  • Guitarfella – This website is a wealth of knowledge on everything you need to know about guitars. The website breaks down all different types of guitars ranging from cheap beginners to expensive expert level equipment. They also have a ton of information on practical applications for various accessories and things like pedals.

If you are looking to learn a lot more about guitars and gain a better understanding of the accessory options you have available to you, then we suggest checking out this hobbyist website.

Guitartricks – This is a forum that offers a lot more than healthy discussion. The forum has a ton of useful videos as well as tutorials that help beginners understand how to use pedals and how to incorporate them into the chain. They break down every pedal you could ever want to know about with in-depth discussion and instruction on how to use them at their best.

They also have a forum where you can get involved in discussions with actual musicians who use these pedals and instruments every day. Sometimes it is best to talk with people who you know are using these products rather than reviewing them. These are all volunteers who are passionate about their hobbies and interests, so we suggest getting involved on this site.

  • Mission Engineering – This website is a great resource for beginners looking to get more information on musical accessories and tools like amps and speakers. They also supply plenty of information about effects, volume, and power and the devices that are relative to each subject.

Mission Engineering is a manufacturer of products, so they do sell a lot of their tools and accessories on their website as well. The company sells a lot of effects pedals, and their products are more in the mid to high-range area so you can expect to find only the best of the best on their website.

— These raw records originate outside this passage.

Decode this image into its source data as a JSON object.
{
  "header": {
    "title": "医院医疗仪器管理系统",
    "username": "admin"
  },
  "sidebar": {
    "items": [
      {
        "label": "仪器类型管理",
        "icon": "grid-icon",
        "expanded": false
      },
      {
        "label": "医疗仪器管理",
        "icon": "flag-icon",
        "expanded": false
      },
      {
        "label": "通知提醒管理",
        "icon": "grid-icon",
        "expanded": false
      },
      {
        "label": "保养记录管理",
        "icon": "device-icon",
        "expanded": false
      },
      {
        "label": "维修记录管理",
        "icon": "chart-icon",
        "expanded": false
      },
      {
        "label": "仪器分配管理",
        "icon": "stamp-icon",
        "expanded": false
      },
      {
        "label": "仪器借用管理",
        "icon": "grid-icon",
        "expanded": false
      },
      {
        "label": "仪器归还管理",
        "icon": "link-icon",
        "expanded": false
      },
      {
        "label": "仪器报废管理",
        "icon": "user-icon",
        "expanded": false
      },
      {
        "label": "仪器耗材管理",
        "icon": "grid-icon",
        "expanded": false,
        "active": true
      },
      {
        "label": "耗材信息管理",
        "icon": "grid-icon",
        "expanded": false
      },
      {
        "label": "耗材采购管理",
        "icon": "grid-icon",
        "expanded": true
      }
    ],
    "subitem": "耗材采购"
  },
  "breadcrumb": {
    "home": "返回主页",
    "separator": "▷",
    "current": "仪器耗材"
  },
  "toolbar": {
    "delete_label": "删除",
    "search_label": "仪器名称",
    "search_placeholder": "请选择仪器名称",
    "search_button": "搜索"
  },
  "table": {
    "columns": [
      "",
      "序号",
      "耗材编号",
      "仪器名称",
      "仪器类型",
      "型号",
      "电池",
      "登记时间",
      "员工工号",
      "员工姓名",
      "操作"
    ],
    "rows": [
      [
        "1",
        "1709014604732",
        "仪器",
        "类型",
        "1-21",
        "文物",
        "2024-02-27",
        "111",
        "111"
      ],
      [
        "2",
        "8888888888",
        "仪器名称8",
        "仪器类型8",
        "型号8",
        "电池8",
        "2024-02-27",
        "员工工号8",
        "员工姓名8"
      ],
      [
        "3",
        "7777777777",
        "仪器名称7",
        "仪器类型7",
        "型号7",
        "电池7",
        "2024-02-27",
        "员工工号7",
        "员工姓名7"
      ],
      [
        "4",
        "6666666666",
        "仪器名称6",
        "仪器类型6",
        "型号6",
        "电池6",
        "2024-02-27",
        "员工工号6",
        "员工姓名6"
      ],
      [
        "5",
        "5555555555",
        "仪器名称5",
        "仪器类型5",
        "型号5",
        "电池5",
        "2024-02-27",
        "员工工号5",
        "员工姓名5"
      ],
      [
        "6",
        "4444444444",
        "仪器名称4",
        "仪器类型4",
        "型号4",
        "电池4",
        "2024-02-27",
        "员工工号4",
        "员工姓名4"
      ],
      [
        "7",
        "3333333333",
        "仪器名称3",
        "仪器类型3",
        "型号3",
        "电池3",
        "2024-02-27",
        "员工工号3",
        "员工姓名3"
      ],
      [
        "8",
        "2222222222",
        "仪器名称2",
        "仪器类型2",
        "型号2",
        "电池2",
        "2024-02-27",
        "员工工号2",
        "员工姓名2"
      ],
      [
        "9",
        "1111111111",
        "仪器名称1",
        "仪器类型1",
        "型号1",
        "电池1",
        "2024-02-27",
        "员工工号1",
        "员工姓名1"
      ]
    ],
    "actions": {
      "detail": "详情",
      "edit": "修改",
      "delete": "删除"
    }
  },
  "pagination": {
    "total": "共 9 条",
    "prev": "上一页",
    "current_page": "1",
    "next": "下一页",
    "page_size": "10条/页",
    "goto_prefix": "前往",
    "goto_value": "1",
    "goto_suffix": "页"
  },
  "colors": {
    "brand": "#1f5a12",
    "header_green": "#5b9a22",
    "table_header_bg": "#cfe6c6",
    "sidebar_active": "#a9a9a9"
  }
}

Conclusion

That’s it! In the end, having a volume pedal can do a lot when you interact with your music and play around with the dynamics of your sound. Some musicians might see volume pedals as an unnecessary piece of clutter on their pedal board, but many could never live without it.

Volume pedals play an essential role in balancing out the sound and making the overall sound of multiple instruments more attractive.

Be sure to leave us some feedback about how you utilize volume pedals and if you feel that they impact the sound and tonality of your music.

If you use a volume pedal, you might also find one of these three pedals useful:

  • Distortion
  • Reverb
  • Wah
Leave a Reply

Your email address will not be published. Required fields are marked *

Cool stuff for cool people. Get yours.

We're testing the stuff you want to buy. Sign up for gear and gadget updates and giveaways.

You May Also Like

11 Best Noise Gate Pedals: Our 2019 Beginner and Hobbyist’s Guide

Let’s take a look at one of the most underutilized, yet powerful,…

11 Best Pitch Shifter Pedals: Our 2019 Beginner & Hobbyist’s Guide

When it comes to guitar effects, few pedals are as unique or…

11 Best Sustain Pedals: Our 2019 Beginner & Hobbyist’s Guide

When thinking of guitar effects, a sustain pedal probably isn’t one of…

11 Best Looper Pedals: Our 2019 Beginner & Hobbyist’s Guide

Have you ever wished that you had an extra set of hands?…